WHAT IS NEEDED:
Set down the entries below once more, precisely as they stand.

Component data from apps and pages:
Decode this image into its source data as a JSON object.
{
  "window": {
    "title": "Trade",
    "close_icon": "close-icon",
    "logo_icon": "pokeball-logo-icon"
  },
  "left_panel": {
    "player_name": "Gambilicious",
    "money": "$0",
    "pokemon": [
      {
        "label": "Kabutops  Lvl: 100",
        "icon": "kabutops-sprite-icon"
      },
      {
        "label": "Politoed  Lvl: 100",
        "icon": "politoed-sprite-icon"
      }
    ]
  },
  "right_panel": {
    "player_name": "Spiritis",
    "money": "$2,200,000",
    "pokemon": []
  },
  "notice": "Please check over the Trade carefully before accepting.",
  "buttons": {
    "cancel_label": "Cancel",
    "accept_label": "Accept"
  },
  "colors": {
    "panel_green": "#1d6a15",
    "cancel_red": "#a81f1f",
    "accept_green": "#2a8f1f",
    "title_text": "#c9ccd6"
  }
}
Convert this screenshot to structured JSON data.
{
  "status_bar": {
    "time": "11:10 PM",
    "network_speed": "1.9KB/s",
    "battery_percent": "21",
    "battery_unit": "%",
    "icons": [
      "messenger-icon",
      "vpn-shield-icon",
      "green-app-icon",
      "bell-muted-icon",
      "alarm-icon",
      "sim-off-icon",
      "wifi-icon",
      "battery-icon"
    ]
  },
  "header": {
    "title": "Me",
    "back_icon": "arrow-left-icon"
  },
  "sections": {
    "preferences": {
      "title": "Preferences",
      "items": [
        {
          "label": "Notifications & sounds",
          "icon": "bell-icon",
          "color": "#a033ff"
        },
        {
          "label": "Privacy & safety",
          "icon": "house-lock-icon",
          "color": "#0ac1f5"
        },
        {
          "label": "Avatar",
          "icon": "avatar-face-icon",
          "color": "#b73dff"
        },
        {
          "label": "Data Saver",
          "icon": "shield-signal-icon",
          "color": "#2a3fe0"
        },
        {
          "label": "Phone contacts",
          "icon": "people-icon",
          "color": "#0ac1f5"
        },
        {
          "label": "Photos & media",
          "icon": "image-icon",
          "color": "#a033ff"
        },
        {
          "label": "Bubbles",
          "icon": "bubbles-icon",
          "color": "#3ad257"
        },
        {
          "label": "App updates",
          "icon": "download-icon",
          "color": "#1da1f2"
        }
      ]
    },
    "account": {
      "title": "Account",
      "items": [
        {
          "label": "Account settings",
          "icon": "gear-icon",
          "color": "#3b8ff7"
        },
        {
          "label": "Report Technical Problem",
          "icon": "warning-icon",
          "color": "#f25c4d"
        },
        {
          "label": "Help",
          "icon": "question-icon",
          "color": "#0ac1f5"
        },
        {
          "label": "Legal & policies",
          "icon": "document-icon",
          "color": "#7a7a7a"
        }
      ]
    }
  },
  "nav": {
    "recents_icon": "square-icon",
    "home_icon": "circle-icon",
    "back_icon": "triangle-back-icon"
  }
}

WRITTEN ANSWER:
Decode this image into its source data as a JSON object.
{
  "window": {
    "title": "Trade",
    "close_icon": "close-icon",
    "logo_icon": "pokeball-logo-icon"
  },
  "left_panel": {
    "player_name": "Gambilicious",
    "money": "$0",
    "pokemon": [
      {
        "label": "Kabutops  Lvl: 100",
        "icon": "kabutops-sprite-icon"
      },
      {
        "label": "Politoed  Lvl: 100",
        "icon": "politoed-sprite-icon"
      }
    ]
  },
  "right_panel": {
    "player_name": "Spiritis",
    "money": "$2,200,000",
    "pokemon": []
  },
  "notice": "Please check over the Trade carefully before accepting.",
  "buttons": {
    "cancel_label": "Cancel",
    "accept_label": "Accept"
  },
  "colors": {
    "panel_green": "#1d6a15",
    "cancel_red": "#a81f1f",
    "accept_green": "#2a8f1f",
    "title_text": "#c9ccd6"
  }
}
Convert this screenshot to structured JSON data.
{
  "status_bar": {
    "time": "11:10 PM",
    "network_speed": "1.9KB/s",
    "battery_percent": "21",
    "battery_unit": "%",
    "icons": [
      "messenger-icon",
      "vpn-shield-icon",
      "green-app-icon",
      "bell-muted-icon",
      "alarm-icon",
      "sim-off-icon",
      "wifi-icon",
      "battery-icon"
    ]
  },
  "header": {
    "title": "Me",
    "back_icon": "arrow-left-icon"
  },
  "sections": {
    "preferences": {
      "title": "Preferences",
      "items": [
        {
          "label": "Notifications & sounds",
          "icon": "bell-icon",
          "color": "#a033ff"
        },
        {
          "label": "Privacy & safety",
          "icon": "house-lock-icon",
          "color": "#0ac1f5"
        },
        {
          "label": "Avatar",
          "icon": "avatar-face-icon",
          "color": "#b73dff"
        },
        {
          "label": "Data Saver",
          "icon": "shield-signal-icon",
          "color": "#2a3fe0"
        },
        {
          "label": "Phone contacts",
          "icon": "people-icon",
          "color": "#0ac1f5"
        },
        {
          "label": "Photos & media",
          "icon": "image-icon",
          "color": "#a033ff"
        },
        {
          "label": "Bubbles",
          "icon": "bubbles-icon",
          "color": "#3ad257"
        },
        {
          "label": "App updates",
          "icon": "download-icon",
          "color": "#1da1f2"
        }
      ]
    },
    "account": {
      "title": "Account",
      "items": [
        {
          "label": "Account settings",
          "icon": "gear-icon",
          "color": "#3b8ff7"
        },
        {
          "label": "Report Technical Problem",
          "icon": "warning-icon",
          "color": "#f25c4d"
        },
        {
          "label": "Help",
          "icon": "question-icon",
          "color": "#0ac1f5"
        },
        {
          "label": "Legal & policies",
          "icon": "document-icon",
          "color": "#7a7a7a"
        }
      ]
    }
  },
  "nav": {
    "recents_icon": "square-icon",
    "home_icon": "circle-icon",
    "back_icon": "triangle-back-icon"
  }
}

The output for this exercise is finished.